▶ _Task statement_:
Go through the data and retrieve each line that includes the string "please".

▶ _Supplied entries_:
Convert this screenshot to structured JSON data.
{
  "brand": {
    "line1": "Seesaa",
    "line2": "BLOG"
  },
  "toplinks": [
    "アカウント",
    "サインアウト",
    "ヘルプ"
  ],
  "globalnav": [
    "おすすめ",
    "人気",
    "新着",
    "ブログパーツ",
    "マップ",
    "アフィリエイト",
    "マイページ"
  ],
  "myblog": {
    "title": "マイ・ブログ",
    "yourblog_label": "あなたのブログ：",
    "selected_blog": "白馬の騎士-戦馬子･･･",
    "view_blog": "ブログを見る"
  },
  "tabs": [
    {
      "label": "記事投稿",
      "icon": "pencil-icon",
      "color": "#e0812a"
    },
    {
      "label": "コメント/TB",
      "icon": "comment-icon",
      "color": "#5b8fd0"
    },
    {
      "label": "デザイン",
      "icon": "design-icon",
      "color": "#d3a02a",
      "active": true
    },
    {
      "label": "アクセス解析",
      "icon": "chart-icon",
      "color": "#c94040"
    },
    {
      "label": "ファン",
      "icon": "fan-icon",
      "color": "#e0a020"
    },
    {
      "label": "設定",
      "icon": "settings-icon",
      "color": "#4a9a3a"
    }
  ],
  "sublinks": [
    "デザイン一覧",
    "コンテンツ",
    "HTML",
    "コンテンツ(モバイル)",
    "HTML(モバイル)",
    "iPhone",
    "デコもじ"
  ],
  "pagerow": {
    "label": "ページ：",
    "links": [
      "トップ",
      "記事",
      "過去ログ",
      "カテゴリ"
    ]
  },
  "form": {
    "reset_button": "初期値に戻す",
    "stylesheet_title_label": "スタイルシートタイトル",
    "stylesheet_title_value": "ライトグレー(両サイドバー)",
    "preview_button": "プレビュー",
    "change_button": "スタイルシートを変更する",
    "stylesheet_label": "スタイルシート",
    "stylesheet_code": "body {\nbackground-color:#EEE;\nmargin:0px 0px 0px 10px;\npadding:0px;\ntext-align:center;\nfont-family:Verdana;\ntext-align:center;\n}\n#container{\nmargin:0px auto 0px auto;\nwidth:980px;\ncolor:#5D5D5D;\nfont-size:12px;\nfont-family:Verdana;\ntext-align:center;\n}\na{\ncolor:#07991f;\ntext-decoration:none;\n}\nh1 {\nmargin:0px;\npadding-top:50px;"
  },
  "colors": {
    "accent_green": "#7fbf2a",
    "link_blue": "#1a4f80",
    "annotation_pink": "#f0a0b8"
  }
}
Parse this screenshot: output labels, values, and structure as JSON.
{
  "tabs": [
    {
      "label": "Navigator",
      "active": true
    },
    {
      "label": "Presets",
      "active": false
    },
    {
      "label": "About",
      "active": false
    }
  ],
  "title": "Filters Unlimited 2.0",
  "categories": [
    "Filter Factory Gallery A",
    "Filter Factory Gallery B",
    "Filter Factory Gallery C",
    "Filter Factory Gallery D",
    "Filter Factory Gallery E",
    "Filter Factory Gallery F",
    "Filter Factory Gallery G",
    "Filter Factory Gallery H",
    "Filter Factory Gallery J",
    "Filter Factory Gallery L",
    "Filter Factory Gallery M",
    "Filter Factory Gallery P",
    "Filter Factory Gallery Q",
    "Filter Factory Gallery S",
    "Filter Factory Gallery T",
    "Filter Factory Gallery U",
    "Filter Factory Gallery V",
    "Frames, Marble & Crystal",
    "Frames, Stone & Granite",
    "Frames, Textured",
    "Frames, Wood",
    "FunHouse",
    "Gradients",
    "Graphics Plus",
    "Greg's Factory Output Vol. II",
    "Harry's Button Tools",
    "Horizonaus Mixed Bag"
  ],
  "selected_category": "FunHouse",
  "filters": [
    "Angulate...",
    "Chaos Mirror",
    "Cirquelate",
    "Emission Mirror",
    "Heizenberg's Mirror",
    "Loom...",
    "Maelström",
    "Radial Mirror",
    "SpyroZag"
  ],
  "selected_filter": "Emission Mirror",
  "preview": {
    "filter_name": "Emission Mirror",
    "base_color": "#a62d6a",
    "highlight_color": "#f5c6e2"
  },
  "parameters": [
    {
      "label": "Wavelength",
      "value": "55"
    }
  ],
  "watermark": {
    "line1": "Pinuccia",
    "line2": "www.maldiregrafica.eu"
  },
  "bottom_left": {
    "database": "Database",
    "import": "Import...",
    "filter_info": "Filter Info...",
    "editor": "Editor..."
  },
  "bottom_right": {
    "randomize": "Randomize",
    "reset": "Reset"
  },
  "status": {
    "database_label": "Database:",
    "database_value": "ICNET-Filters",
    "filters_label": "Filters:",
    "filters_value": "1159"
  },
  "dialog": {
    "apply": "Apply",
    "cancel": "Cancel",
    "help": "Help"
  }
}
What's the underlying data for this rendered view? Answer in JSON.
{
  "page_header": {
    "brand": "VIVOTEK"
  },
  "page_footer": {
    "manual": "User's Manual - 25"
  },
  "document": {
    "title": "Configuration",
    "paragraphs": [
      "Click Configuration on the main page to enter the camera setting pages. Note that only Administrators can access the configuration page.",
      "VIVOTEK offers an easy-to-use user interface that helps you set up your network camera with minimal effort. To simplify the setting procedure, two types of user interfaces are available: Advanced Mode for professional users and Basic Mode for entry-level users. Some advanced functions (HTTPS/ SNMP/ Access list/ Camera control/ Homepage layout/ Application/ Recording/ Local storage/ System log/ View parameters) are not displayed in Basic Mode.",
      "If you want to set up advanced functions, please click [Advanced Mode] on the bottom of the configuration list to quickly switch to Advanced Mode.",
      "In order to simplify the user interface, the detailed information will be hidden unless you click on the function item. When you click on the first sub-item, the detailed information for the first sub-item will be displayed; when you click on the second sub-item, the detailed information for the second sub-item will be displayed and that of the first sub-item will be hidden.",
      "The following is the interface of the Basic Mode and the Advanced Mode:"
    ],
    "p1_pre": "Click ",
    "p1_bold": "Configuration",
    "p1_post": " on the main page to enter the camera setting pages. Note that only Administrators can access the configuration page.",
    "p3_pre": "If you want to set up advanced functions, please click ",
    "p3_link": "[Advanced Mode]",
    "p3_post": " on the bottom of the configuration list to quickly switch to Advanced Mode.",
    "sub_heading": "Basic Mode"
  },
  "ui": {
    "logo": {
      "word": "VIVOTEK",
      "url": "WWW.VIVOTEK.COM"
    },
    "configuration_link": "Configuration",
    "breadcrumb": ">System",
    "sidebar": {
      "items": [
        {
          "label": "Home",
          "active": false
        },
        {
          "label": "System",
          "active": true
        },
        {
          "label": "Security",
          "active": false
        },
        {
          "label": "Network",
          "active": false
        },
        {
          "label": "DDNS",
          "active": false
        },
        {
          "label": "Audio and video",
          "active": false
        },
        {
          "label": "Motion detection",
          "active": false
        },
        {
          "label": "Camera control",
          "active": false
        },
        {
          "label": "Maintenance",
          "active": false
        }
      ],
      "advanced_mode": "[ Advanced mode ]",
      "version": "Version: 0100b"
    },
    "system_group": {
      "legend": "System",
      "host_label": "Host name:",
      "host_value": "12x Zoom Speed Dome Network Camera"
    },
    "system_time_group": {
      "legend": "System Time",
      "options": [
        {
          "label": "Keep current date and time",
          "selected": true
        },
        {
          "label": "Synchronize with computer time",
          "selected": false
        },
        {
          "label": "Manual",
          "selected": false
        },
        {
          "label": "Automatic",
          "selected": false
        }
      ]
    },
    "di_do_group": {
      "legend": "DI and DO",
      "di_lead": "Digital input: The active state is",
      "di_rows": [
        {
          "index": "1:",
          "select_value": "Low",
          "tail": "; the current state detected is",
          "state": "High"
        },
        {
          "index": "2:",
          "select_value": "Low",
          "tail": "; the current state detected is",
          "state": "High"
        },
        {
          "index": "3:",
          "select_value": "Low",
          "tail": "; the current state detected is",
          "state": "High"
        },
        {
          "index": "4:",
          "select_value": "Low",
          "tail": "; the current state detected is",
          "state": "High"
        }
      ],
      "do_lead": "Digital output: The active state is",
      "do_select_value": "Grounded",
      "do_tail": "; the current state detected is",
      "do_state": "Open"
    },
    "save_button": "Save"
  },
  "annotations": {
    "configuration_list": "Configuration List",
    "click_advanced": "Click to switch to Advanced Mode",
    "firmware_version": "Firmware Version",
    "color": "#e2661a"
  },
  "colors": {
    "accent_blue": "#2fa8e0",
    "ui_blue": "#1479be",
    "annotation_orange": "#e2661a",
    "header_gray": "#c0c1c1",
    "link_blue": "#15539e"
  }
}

▶ _Answer to this problem_:
      "If you want to set up advanced functions, please click [Advanced Mode] on the bottom of the configuration list to quickly switch to Advanced Mode.",
    "p3_pre": "If you want to set up advanced functions, please click ",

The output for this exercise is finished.